Below are records; how many of their lines contain "from"? Give the number and no other words.

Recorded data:
====

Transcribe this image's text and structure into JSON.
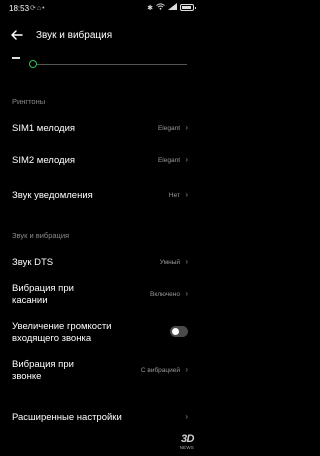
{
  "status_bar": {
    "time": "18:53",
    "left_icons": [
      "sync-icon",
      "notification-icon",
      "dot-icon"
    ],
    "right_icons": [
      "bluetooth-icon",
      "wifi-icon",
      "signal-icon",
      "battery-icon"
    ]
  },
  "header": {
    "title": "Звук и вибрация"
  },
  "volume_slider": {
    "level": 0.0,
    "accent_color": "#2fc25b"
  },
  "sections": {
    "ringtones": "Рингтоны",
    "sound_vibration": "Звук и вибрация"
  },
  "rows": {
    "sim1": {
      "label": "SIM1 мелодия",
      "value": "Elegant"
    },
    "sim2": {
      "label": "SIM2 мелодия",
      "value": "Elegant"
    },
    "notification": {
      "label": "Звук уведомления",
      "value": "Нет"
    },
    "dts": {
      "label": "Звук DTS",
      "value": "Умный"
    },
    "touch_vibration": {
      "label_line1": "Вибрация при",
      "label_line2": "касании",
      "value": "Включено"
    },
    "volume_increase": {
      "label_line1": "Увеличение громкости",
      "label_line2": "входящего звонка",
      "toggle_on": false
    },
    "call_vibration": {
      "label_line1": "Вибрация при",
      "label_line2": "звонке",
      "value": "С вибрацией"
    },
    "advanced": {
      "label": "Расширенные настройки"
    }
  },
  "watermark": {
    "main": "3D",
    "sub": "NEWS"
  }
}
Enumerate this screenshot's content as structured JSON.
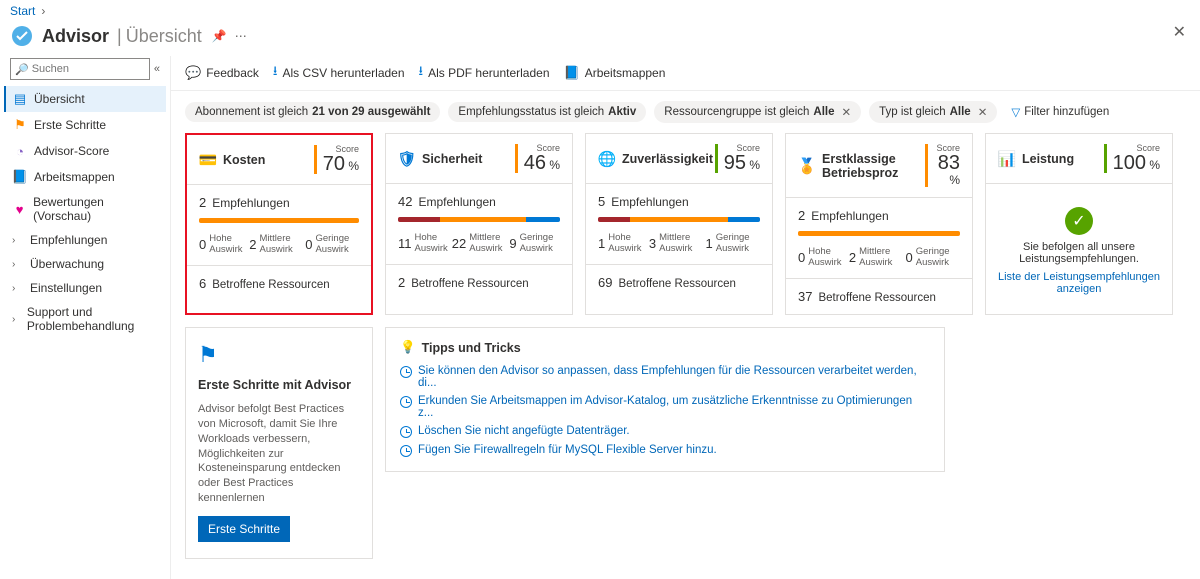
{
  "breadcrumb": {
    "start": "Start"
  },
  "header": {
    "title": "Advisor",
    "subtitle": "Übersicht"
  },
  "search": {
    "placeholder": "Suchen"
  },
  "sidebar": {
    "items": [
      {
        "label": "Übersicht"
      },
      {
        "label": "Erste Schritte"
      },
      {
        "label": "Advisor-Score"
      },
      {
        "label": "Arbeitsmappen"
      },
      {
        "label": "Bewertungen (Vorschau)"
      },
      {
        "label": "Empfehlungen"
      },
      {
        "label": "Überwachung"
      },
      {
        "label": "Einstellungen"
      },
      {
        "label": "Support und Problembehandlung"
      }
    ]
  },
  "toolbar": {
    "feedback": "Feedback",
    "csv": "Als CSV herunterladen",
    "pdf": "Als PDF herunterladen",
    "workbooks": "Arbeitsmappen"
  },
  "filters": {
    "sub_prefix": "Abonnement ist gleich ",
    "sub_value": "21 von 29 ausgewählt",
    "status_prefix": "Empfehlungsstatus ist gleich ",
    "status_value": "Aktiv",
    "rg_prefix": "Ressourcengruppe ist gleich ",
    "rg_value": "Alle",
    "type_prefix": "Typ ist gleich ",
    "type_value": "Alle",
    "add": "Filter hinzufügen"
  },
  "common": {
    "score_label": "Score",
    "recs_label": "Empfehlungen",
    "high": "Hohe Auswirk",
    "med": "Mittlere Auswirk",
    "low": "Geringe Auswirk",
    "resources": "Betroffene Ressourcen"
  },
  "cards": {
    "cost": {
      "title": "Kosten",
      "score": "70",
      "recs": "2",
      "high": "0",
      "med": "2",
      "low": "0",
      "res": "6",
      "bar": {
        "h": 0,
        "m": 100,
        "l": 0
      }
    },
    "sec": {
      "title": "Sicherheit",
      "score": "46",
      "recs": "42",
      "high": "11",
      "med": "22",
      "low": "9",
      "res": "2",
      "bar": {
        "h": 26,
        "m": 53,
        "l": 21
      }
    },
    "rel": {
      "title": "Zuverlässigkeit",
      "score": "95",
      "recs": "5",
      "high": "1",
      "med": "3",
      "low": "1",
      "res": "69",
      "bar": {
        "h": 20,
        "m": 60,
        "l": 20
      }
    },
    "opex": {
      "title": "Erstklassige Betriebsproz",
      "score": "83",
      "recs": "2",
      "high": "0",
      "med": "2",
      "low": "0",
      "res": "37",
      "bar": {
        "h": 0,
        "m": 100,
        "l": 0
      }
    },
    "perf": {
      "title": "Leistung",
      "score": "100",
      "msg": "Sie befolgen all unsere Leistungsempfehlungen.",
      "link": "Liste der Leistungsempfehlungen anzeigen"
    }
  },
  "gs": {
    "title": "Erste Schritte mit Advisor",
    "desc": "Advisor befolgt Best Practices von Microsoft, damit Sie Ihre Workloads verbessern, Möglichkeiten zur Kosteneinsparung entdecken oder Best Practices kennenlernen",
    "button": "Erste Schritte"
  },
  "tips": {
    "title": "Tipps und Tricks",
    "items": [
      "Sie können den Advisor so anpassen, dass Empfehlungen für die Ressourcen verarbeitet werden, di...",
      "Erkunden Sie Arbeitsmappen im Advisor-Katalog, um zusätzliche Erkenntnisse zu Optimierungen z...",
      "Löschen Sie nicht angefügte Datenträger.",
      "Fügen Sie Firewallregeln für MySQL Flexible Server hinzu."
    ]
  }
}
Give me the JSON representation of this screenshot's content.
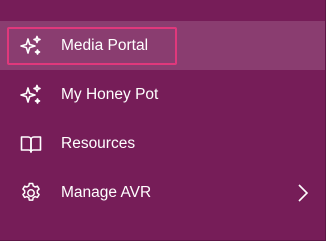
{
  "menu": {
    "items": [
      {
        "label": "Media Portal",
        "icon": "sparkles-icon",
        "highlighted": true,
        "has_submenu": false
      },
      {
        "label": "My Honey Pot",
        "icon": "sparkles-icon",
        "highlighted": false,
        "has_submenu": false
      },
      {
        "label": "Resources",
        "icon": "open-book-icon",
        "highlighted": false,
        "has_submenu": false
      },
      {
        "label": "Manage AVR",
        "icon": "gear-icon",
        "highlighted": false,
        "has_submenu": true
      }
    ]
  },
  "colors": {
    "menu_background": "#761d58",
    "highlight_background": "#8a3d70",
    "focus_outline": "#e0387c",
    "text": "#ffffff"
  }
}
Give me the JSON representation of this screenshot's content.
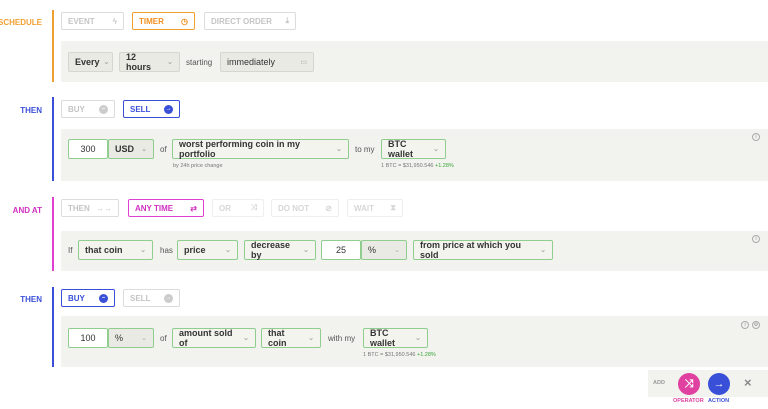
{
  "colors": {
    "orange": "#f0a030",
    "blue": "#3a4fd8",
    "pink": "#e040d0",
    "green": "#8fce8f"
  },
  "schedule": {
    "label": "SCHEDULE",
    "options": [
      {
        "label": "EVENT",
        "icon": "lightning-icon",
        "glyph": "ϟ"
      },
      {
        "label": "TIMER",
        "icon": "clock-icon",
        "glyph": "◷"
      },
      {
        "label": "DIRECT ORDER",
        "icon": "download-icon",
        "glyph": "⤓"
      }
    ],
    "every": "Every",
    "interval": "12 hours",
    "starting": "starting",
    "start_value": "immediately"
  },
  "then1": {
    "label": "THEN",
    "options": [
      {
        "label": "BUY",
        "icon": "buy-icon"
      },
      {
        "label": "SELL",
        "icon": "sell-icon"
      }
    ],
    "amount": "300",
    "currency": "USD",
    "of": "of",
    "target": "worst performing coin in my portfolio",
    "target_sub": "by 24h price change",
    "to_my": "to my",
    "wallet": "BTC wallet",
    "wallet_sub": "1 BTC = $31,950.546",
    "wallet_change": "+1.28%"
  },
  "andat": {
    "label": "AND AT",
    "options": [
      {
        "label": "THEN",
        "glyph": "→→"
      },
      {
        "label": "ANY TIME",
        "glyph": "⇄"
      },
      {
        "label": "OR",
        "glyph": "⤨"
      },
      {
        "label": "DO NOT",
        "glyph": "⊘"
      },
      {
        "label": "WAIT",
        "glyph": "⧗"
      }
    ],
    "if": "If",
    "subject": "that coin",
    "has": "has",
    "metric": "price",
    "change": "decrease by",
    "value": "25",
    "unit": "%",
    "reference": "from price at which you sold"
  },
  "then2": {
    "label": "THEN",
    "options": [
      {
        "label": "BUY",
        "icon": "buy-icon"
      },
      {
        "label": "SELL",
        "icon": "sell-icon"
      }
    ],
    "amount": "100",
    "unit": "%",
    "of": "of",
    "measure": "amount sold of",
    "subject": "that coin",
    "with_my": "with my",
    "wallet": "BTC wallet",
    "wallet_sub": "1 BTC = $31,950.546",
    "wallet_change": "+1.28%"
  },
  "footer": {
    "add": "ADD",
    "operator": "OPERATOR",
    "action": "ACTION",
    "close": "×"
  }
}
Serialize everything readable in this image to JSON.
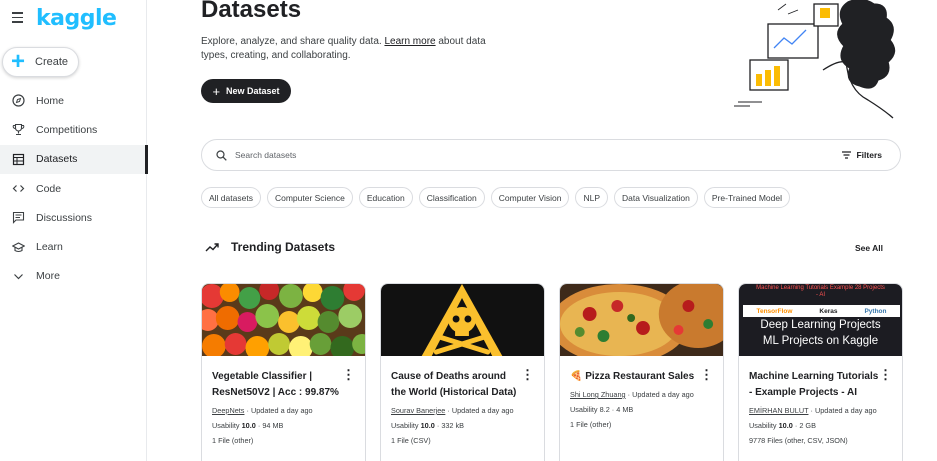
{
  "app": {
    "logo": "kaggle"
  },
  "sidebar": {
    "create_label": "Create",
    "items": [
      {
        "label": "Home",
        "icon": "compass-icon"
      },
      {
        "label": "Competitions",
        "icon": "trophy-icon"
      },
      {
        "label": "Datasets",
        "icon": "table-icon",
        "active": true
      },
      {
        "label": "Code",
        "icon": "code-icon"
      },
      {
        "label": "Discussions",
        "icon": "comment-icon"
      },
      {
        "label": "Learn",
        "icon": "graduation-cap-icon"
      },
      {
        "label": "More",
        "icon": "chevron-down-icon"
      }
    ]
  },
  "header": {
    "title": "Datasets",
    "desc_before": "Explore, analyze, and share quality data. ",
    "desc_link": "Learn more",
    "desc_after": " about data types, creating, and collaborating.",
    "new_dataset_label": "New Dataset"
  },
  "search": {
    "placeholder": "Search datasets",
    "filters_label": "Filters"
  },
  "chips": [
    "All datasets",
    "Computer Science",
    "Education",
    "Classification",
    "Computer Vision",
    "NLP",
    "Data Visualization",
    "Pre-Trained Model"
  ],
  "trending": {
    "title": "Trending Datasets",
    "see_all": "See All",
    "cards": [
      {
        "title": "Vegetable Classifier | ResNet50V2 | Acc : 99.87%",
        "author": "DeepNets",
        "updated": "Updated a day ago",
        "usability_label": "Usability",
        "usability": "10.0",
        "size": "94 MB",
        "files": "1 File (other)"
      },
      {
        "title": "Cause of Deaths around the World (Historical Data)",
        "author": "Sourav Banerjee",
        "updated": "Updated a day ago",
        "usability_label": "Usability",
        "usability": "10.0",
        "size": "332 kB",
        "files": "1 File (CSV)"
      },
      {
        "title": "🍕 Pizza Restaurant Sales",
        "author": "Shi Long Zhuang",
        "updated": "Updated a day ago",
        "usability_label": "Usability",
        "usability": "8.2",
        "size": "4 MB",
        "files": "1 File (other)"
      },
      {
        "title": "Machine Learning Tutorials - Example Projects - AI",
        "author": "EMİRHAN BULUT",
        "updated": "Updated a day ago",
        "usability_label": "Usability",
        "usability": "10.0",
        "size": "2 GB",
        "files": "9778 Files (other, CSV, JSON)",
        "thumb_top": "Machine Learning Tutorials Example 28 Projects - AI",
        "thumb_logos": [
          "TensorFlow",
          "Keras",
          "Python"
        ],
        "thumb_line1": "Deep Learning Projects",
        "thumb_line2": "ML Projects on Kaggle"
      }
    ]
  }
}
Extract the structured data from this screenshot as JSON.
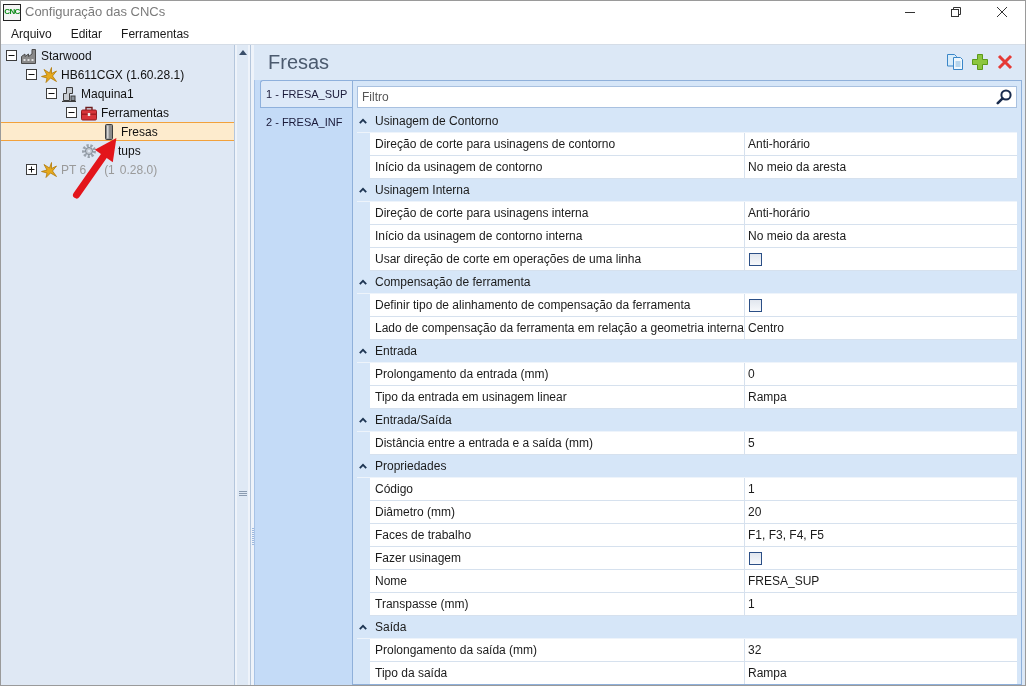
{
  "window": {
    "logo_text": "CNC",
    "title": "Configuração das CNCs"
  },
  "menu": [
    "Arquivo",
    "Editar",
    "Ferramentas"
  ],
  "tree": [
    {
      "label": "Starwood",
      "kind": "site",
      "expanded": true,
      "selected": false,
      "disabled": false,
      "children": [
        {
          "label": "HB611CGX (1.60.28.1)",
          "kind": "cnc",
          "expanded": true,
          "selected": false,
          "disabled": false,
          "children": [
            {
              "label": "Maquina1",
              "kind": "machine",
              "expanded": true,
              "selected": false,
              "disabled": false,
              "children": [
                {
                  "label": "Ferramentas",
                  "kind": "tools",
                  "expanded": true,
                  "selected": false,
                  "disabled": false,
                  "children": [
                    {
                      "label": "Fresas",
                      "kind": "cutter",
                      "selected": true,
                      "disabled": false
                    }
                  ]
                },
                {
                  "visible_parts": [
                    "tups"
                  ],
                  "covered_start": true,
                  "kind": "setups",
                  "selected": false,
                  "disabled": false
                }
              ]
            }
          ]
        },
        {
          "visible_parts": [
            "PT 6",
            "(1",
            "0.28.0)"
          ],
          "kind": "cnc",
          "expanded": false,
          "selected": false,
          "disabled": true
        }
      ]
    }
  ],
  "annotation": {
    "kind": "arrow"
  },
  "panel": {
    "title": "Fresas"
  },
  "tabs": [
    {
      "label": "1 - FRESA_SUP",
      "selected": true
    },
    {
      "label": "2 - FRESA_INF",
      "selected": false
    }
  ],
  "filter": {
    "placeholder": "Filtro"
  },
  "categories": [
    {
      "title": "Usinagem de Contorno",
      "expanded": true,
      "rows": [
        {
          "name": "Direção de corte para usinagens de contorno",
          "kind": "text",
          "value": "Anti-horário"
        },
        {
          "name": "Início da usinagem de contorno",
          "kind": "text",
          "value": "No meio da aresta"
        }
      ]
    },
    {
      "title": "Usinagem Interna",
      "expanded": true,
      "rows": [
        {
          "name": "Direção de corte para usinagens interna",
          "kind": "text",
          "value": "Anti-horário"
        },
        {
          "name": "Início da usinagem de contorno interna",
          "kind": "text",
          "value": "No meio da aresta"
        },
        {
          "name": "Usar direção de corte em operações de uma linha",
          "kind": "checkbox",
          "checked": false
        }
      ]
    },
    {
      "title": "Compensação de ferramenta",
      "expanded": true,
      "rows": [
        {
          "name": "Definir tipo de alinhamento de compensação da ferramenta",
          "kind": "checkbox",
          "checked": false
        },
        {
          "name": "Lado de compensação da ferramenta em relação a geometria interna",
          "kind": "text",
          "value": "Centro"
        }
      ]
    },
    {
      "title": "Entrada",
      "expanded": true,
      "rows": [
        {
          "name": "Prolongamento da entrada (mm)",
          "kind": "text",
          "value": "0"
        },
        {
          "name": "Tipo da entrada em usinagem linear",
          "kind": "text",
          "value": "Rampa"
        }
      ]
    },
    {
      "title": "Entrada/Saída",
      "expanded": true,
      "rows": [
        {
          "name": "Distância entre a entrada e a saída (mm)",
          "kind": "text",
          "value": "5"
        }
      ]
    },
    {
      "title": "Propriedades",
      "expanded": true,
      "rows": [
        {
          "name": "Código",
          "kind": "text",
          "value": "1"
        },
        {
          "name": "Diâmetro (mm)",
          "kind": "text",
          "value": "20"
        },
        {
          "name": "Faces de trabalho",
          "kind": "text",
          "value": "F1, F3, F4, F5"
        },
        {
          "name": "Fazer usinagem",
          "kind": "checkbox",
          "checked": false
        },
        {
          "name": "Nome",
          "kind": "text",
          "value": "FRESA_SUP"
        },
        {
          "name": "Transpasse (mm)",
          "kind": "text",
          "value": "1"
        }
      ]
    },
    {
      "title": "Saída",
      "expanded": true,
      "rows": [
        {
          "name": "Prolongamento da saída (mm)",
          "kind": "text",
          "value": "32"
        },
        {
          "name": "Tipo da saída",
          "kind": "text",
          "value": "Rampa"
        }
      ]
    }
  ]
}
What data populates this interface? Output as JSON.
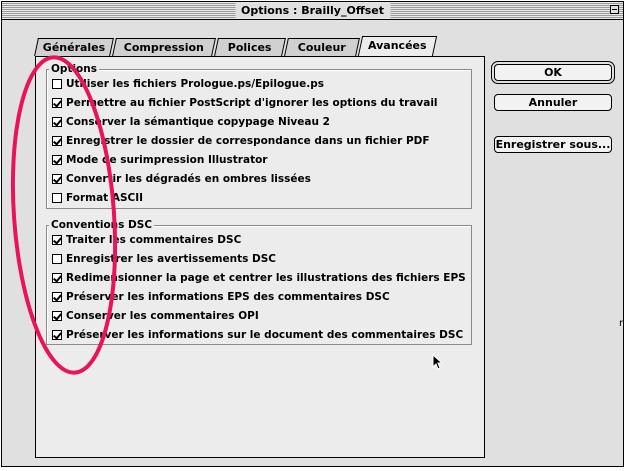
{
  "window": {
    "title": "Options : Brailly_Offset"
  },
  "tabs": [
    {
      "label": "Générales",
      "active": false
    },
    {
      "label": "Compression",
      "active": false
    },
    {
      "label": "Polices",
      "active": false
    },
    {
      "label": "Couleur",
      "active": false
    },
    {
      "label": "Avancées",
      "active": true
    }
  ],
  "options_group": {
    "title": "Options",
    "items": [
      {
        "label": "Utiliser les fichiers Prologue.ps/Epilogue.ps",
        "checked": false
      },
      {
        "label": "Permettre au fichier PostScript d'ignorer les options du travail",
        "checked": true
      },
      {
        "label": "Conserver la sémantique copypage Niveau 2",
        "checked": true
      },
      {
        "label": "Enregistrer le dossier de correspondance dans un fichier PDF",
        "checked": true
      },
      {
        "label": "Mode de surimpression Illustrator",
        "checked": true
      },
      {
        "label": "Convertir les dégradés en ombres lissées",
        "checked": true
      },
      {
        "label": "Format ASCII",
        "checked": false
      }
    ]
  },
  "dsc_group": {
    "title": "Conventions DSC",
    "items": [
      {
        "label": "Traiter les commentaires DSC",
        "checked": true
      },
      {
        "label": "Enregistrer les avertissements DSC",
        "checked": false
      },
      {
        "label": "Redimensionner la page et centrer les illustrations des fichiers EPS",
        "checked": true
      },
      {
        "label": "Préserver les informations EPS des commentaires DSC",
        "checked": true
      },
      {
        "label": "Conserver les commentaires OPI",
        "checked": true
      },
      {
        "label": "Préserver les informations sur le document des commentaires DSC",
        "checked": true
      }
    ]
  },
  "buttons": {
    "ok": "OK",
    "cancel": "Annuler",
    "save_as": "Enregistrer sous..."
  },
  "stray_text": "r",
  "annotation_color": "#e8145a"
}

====

### Answer to this exercise
2